BILLINGS – A two-person Montana town near Custer’s famous “last stand” at Little Bighorn goes up for public auction Wednesday, with bids starting at $250,000 for an eight-acre site on the doorstep of one of America’s most famous battles.
Garryowen is being sold by Christopher Kortlander, who moved to Montana from California almost 20 years ago.
About 50 miles southeast of Billings, within the Crow Indian Reservation, he built an 18,500-square-foot, Custer-themed compound on a frontage road along Interstate 90. It includes a post office, residence, museum, Subway shop and tomb of the unknown soldier, and counts Kortlander and a property manager as its only residents.
Also being auctioned is a trove of manuscripts from Custer’s wife, Elizabeth. The manuscripts and town are being auctioned separately or as a package by the Tulsa, Okla.-based auction company Williams and Williams.

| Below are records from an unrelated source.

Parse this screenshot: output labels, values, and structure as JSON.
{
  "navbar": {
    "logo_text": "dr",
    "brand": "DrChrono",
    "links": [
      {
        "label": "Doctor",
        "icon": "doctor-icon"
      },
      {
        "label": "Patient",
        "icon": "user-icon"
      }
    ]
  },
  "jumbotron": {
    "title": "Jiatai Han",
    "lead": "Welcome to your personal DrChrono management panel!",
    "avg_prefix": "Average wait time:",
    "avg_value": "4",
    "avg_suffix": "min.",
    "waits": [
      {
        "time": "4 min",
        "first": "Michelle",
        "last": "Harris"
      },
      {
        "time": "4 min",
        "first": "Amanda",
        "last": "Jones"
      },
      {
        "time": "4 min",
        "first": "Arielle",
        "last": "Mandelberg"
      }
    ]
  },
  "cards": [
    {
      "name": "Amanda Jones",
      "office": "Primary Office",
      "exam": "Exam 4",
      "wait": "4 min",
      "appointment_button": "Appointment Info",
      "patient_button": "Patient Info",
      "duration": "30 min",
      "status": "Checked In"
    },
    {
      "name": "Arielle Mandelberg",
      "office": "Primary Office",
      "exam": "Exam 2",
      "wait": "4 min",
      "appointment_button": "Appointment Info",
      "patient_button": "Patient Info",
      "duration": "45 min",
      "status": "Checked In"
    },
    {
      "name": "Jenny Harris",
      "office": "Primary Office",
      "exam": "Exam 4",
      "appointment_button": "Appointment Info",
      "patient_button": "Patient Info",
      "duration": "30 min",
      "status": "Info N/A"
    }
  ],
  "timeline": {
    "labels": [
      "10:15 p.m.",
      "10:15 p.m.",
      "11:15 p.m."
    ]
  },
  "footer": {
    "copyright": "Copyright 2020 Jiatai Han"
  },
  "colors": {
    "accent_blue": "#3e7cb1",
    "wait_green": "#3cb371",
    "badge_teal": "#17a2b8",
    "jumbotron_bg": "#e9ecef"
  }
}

The Custer Battlefield Museum, a collection of Little Bighorn and American Indian artifacts, is not for sale. Kortlander, the museum’s director, said whether the museum will stay depends on who buys Garryowen.
“I’ve taken this as far as I can personally go as far as my personal resources,” he said. “We are committed to carry this legacy forward and make sure the museum is going to be in a location that can be enjoyed by the citizens of and visitors to the state.”
Garryowen is located just a few miles from where Lt. Col. George Armstrong Custer and more than 200 U.S. Cavalry troopers and scouts from the Crow Tribe were killed in June 1876, by up to 1,800 Lakota Sioux and Northern Cheyenne warriors.
Kortlander attempted to sell the town in the last decade for $6.9 million. But those plans were scuttled amid a government investigation, later dropped, into alleged illegal artifact dealings by Kortlander.
The federal probe spanned five years and began about the time former Gov. Judy Martz named Kortlander as Montana’s Tourism Person of the Year in 2004. During two raids on the compound in 2005 and 2008, the government seized thousands of documents, artifacts, guns and other items from Kortlander’s personal residence and the museum.
Most have since been returned, but Kortlander has a claim pending in federal court to reclaim for the museum about two dozen war bonnets, medicine bundles and other items still in the government’s possession. He’s seeking tens of millions in damages in a separate lawsuit against the government.
Williams and Williams spokeswoman Amy Bates said Wednesday’s sale has received global interest from both individual and institutional buyers.